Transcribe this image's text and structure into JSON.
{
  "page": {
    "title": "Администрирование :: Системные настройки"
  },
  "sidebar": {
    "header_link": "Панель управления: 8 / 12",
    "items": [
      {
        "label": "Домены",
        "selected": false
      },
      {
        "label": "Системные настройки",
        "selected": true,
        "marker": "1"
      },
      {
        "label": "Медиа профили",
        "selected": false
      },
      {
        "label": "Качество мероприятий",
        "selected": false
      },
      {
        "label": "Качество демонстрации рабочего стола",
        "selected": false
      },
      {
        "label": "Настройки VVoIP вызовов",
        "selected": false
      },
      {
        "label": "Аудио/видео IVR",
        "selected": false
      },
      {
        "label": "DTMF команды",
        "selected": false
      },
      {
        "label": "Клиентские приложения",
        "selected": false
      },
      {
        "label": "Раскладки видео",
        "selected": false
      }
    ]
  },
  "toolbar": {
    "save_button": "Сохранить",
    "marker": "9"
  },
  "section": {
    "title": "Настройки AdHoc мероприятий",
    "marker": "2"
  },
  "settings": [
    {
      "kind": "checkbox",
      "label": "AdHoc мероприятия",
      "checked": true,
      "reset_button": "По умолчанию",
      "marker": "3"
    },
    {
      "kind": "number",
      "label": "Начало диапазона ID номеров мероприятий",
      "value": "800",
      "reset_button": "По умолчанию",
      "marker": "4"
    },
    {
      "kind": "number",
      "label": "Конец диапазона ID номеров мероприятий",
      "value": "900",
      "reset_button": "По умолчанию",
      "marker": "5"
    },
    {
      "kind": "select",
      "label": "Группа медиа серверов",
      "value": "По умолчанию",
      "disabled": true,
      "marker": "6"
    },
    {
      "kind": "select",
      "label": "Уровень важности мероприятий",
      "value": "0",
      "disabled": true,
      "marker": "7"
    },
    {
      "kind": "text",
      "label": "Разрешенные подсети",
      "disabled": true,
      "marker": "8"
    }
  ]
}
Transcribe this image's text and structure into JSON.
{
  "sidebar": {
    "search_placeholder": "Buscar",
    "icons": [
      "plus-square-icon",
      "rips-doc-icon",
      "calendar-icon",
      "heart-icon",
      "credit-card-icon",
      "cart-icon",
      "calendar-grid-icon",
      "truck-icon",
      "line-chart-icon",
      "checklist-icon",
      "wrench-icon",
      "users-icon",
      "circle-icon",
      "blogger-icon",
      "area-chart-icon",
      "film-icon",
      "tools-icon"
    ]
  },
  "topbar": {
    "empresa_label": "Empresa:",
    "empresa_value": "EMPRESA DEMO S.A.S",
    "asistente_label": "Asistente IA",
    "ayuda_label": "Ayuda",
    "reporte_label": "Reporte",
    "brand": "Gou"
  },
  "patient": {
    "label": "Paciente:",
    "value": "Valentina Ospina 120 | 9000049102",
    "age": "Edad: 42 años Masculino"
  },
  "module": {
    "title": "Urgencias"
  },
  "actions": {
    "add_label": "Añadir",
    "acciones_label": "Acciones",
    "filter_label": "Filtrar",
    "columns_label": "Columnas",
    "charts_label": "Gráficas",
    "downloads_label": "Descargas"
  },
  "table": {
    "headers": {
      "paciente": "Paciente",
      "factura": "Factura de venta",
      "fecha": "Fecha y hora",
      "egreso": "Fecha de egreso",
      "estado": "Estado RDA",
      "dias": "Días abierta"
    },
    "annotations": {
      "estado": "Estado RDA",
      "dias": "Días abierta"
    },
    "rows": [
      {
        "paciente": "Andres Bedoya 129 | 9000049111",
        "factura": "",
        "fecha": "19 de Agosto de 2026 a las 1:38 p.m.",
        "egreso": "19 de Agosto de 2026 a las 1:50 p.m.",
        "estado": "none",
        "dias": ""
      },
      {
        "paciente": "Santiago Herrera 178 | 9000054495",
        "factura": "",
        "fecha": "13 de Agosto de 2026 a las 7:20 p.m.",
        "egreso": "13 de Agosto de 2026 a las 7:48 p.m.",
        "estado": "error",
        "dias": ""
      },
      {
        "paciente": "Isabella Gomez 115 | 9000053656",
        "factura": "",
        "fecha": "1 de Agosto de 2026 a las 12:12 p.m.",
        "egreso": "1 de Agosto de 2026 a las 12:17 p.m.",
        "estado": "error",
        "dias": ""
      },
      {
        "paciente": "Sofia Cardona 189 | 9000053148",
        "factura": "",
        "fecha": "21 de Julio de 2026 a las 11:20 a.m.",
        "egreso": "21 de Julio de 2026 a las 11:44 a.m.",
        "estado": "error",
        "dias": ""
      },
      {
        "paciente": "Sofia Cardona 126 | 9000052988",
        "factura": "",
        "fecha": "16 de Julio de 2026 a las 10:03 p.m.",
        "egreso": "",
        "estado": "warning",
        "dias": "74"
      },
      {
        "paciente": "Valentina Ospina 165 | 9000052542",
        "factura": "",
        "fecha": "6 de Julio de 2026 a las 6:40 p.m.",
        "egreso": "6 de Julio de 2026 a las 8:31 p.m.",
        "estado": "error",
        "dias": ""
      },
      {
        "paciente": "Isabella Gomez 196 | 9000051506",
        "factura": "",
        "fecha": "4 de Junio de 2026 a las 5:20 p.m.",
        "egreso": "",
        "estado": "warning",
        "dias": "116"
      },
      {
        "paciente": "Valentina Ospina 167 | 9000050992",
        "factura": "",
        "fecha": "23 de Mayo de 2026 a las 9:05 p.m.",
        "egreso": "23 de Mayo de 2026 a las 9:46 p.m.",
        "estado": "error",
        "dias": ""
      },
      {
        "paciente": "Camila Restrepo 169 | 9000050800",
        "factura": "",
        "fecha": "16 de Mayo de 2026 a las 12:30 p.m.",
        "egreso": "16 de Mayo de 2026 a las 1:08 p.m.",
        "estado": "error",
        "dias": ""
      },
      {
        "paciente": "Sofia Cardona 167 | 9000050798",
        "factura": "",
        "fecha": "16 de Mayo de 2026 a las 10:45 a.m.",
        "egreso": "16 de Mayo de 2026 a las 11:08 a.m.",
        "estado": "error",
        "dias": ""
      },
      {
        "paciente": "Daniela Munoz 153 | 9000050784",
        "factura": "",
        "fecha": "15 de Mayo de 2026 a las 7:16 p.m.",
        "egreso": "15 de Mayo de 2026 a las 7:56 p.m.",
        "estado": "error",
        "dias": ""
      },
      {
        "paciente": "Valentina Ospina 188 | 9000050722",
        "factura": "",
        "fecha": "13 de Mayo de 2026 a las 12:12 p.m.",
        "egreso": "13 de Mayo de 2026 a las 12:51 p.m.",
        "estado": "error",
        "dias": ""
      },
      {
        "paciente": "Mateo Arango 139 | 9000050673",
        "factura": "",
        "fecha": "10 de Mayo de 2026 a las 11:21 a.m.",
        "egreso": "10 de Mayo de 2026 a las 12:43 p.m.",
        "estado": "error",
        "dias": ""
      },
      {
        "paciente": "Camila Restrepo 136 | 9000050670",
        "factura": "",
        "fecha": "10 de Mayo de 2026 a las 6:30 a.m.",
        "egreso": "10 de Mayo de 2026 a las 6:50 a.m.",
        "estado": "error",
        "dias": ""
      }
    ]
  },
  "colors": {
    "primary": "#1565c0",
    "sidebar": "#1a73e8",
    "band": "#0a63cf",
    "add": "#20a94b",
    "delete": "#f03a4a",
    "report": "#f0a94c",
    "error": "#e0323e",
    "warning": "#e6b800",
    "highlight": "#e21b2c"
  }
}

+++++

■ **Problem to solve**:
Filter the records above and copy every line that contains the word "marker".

■ **Written reply**:
        "marker": "1"
    "marker": "9"
    "marker": "2"
      "marker": "3"
      "marker": "4"
      "marker": "5"
      "marker": "6"
      "marker": "7"
      "marker": "8"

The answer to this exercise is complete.